I have the good fortune to regularly mentor several amazing entrepreneurs. One question I frequently ask is, “how much time do you spend working on your business versus in your business?” A similar question is, “how much time do you spend working on strategy vs. tactics?” Usually the answer to both questions is, “not much.” The problem is easy to identify. Entrepreneurs find themselves sucked into the daily grind of firefighting and there is no time left to do much else.
So how do we focus on strategy and vision when the bullets are flying, and we are hunkered down in our foxholes? For starters, we need to examine exactly what it is that we are doing. As part of my mentoring process I inquire on specifically what an entrepreneur is spending his or her time. It is interesting to listen to the responses which often reflect the fact that entrepreneurs are handling things that really should not be their responsibility. Mostly this includes performing tasks for which others should be held accountable. And it is not just about the failure to delegate. Some entrepreneurs take the position that “if I want it done right, I need to do it myself.” Or “I really don’t have the time to show someone else how to do it – it’s more efficient for me to bang it out.”

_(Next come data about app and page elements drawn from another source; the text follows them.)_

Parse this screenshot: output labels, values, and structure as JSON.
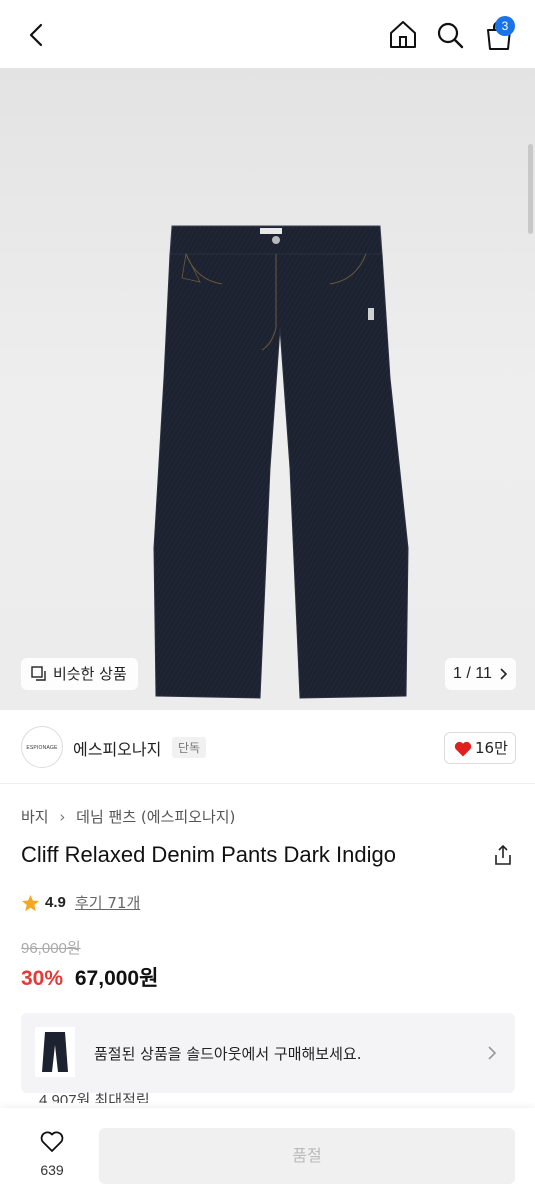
{
  "header": {
    "cart_count": "3"
  },
  "gallery": {
    "similar_label": "비슷한 상품",
    "pager": "1 / 11"
  },
  "brand": {
    "logo_text": "ESPIONAGE",
    "name": "에스피오나지",
    "tag": "단독",
    "likes": "16만"
  },
  "product": {
    "breadcrumb": [
      "바지",
      "데님 팬츠 (에스피오나지)"
    ],
    "title": "Cliff Relaxed Denim Pants Dark Indigo",
    "rating": "4.9",
    "reviews": "후기 71개",
    "original_price": "96,000원",
    "discount": "30%",
    "price": "67,000원"
  },
  "soldout": {
    "message": "품절된 상품을 솔드아웃에서 구매해보세요."
  },
  "points": "4,907원 최대적립",
  "bottom": {
    "wish_count": "639",
    "buy_label": "품절"
  },
  "colors": {
    "accent_badge": "#1a73e8",
    "discount": "#e53935",
    "heart": "#e0201f",
    "star": "#f5a623",
    "denim": "#1d2230"
  }
}
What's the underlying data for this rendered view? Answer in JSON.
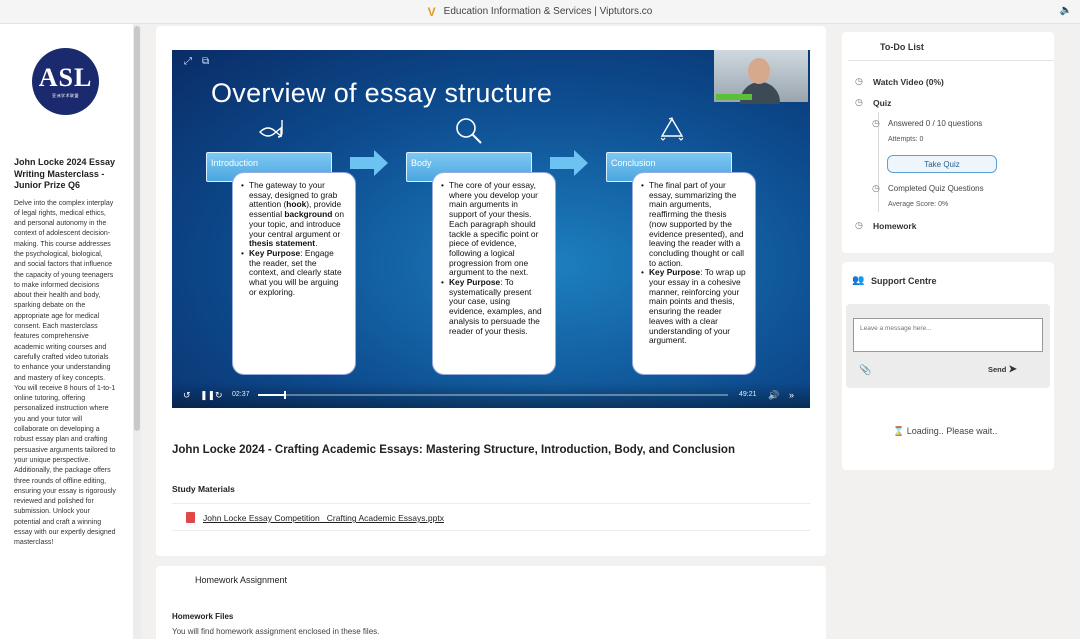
{
  "topbar": {
    "title": "Education Information & Services | Viptutors.co"
  },
  "sidebar": {
    "logo_text": "ASL",
    "logo_sub": "亚洲学术联盟",
    "course_title": "John Locke 2024 Essay Writing Masterclass - Junior Prize Q6",
    "course_desc": "Delve into the complex interplay of legal rights, medical ethics, and personal autonomy in the context of adolescent decision-making. This course addresses the psychological, biological, and social factors that influence the capacity of young teenagers to make informed decisions about their health and body, sparking debate on the appropriate age for medical consent. Each masterclass features comprehensive academic writing courses and carefully crafted video tutorials to enhance your understanding and mastery of key concepts. You will receive 8 hours of 1-to-1 online tutoring, offering personalized instruction where you and your tutor will collaborate on developing a robust essay plan and crafting persuasive arguments tailored to your unique perspective. Additionally, the package offers three rounds of offline editing, ensuring your essay is rigorously reviewed and polished for submission. Unlock your potential and craft a winning essay with our expertly designed masterclass!"
  },
  "video": {
    "slide_title": "Overview of essay structure",
    "current_time": "02:37",
    "total_time": "49:21",
    "progress": 0.055,
    "sections": [
      {
        "head": "Introduction",
        "p1_a": "The gateway to your essay, designed to grab attention (",
        "p1_hook": "hook",
        "p1_b": "), provide essential ",
        "p1_bg": "background",
        "p1_c": " on your topic, and introduce your central argument or ",
        "p1_thesis": "thesis statement",
        "p1_d": ".",
        "kp_label": "Key Purpose",
        "kp_text": ": Engage the reader, set the context, and clearly state what you will be arguing or exploring."
      },
      {
        "head": "Body",
        "p1": "The core of your essay, where you develop your main arguments in support of your thesis. Each paragraph should tackle a specific point or piece of evidence, following a logical progression from one argument to the next.",
        "kp_label": "Key Purpose",
        "kp_text": ": To systematically present your case, using evidence, examples, and analysis to persuade the reader of your thesis."
      },
      {
        "head": "Conclusion",
        "p1": "The final part of your essay, summarizing the main arguments, reaffirming the thesis (now supported by the evidence presented), and leaving the reader with a concluding thought or call to action.",
        "kp_label": "Key Purpose",
        "kp_text": ": To wrap up your essay in a cohesive manner, reinforcing your main points and thesis, ensuring the reader leaves with a clear understanding of your argument."
      }
    ]
  },
  "lesson": {
    "title": "John Locke 2024 - Crafting Academic Essays: Mastering Structure, Introduction, Body, and Conclusion",
    "study_label": "Study Materials",
    "file_name": "John Locke Essay Competition_ Crafting Academic Essays.pptx"
  },
  "homework": {
    "title": "Homework Assignment",
    "files_label": "Homework Files",
    "note": "You will find homework assignment enclosed in these files."
  },
  "todo": {
    "title": "To-Do List",
    "watch": "Watch Video (0%)",
    "quiz": "Quiz",
    "answered": "Answered 0 / 10 questions",
    "attempts": "Attempts: 0",
    "take_quiz": "Take Quiz",
    "completed": "Completed Quiz Questions",
    "avg_score": "Average Score: 0%",
    "homework": "Homework"
  },
  "support": {
    "title": "Support Centre",
    "placeholder": "Leave a message here...",
    "send": "Send",
    "loading": "Loading.. Please wait.."
  }
}
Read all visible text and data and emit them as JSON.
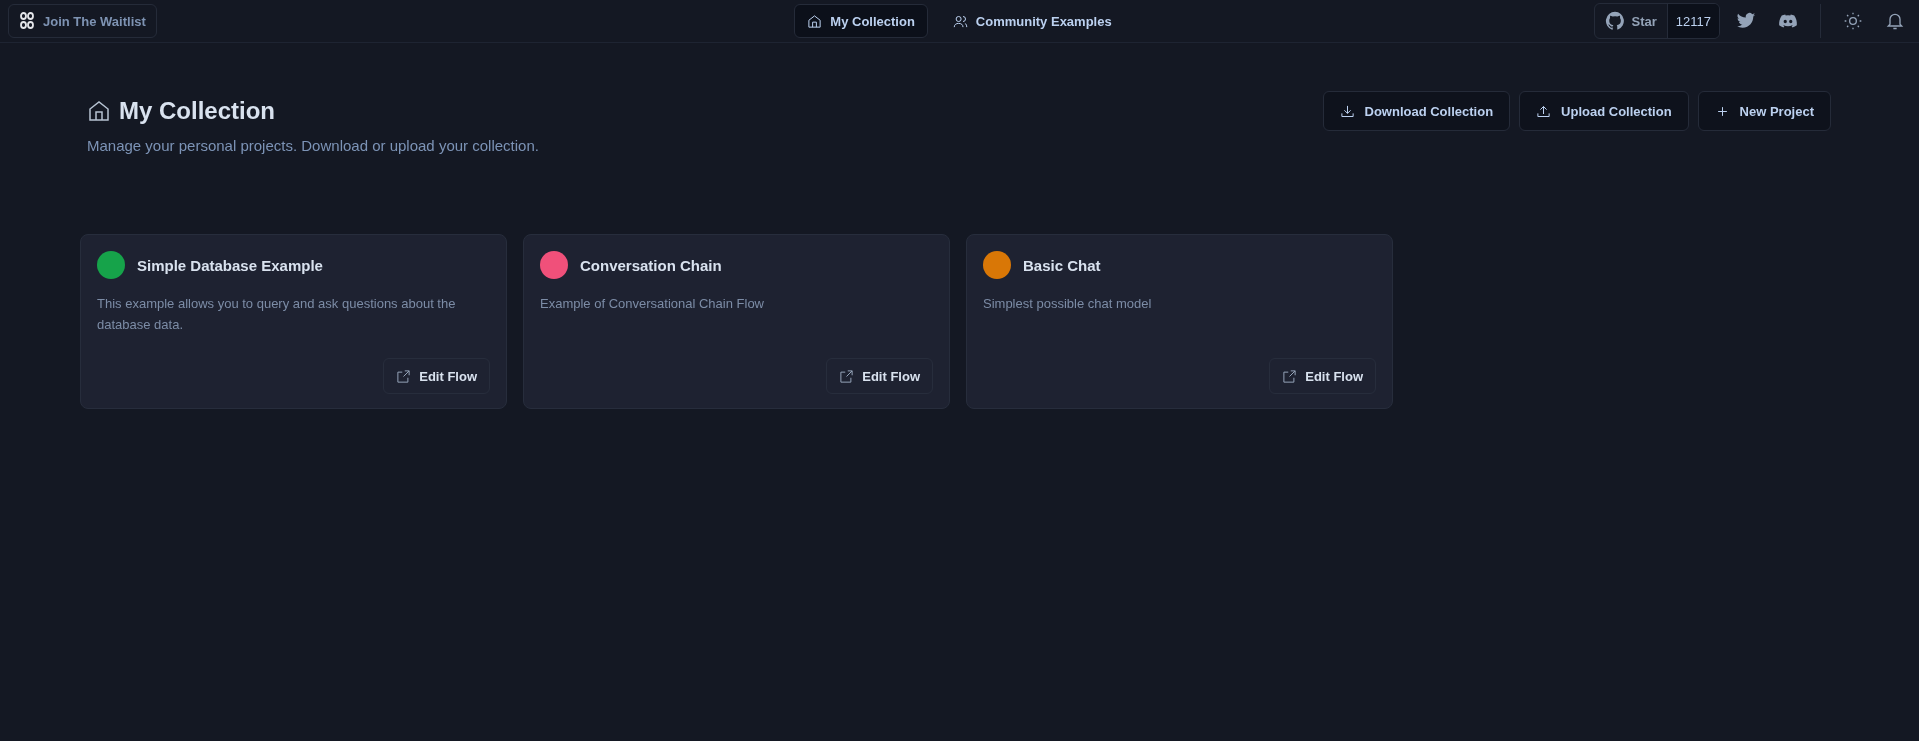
{
  "topbar": {
    "waitlist": "Join The Waitlist",
    "tabs": [
      {
        "label": "My Collection",
        "kind": "home",
        "selected": true
      },
      {
        "label": "Community Examples",
        "kind": "users",
        "selected": false
      }
    ],
    "github": {
      "label": "Star",
      "count": "12117"
    }
  },
  "header": {
    "title": "My Collection",
    "subtitle": "Manage your personal projects. Download or upload your collection.",
    "buttons": [
      {
        "label": "Download Collection",
        "kind": "download"
      },
      {
        "label": "Upload Collection",
        "kind": "upload"
      },
      {
        "label": "New Project",
        "kind": "create"
      }
    ]
  },
  "projects": [
    {
      "name": "Simple Database Example",
      "description": "This example allows you to query and ask questions about the database data.",
      "color": "#16a34a",
      "button": "Edit Flow"
    },
    {
      "name": "Conversation Chain",
      "description": "Example of Conversational Chain Flow",
      "color": "#f0507a",
      "button": "Edit Flow"
    },
    {
      "name": "Basic Chat",
      "description": "Simplest possible chat model",
      "color": "#d97706",
      "button": "Edit Flow"
    }
  ]
}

To solve this, we need to understand what prevents us from delegating that which should be handled by others. Do we have the right people on the bus? Do we have enough people? Are the right people properly trained? Are we too high control? When I have experienced problems with delegation in the past it is usually been the result of not having the right people to whom I can delegate. Getting to the root cause of our inability to delegate is crucial. If we do not have the right people, what is more important than solving this problem? One of the nice things about having the right people on the team is the fact that they may not need as much training – bright, right people figure out a lot of things on their own.
How is an entrepreneur who has a very small team able to delegate effectively? In other words, he or she is a player/coach and is on the field for every single play. This is where blocking out specific amounts of time to plan and strategize can be invaluable. Perhaps this occurs every morning from 8:00 to 9:00 without fail. During that timeframe, the entrepreneur takes no phone calls or any other interruptions and refines the strategy for the enterprise, reviews key performance indicators and determines if the business is on track with respect to vision and mission. Then the entrepreneur suits up and runs out on the field with the rest of the team to face another day. I cannot emphasize enough how absolutely nothing can be allowed to disrupt this daily routine.
We can ill afford to procrastinate when it comes to working on our business because we are too busy working in our business. The more this happens the more likely it is that we will get caught on the hamster wheel. Around and around we go as fast as our legs will churn – but we are not making any headway. Why exert so much energy (and money) to end up right back where we started?
Learning how to delegate and hold others accountable will allow us to strategize and envision the future for our enterprise. And sequestering ourselves for a specified period of time every single day will enable that planning and visioning to happen.
This blog is being written in tandem with my book, “An Entrepreneur’s Words to Live By,” available on Amazon.com in paperback and Kindle (My Book), as well as being available in all of the other major eBook formats.
It is always a good idea to take some time to strategize and make better decisions.
🙋 Thanks for sharing such a great article with us on how much time do you spend working on your business versus in your business?”
To answer your question, I spend more than 75% of my time working ON my business rather than IN it. We have a terrific team that handles much of the tactical functions which allows me to be more strategic.
Very true. We need to be productive, not just busy.
Fascinating post. It’s true—delegation is difficult, yet necessary. If you don’t have the right people on board with you, your ship will go nowhere.
Strategy is about making choices, trade-offs, it’s about deliberately choosing to be different.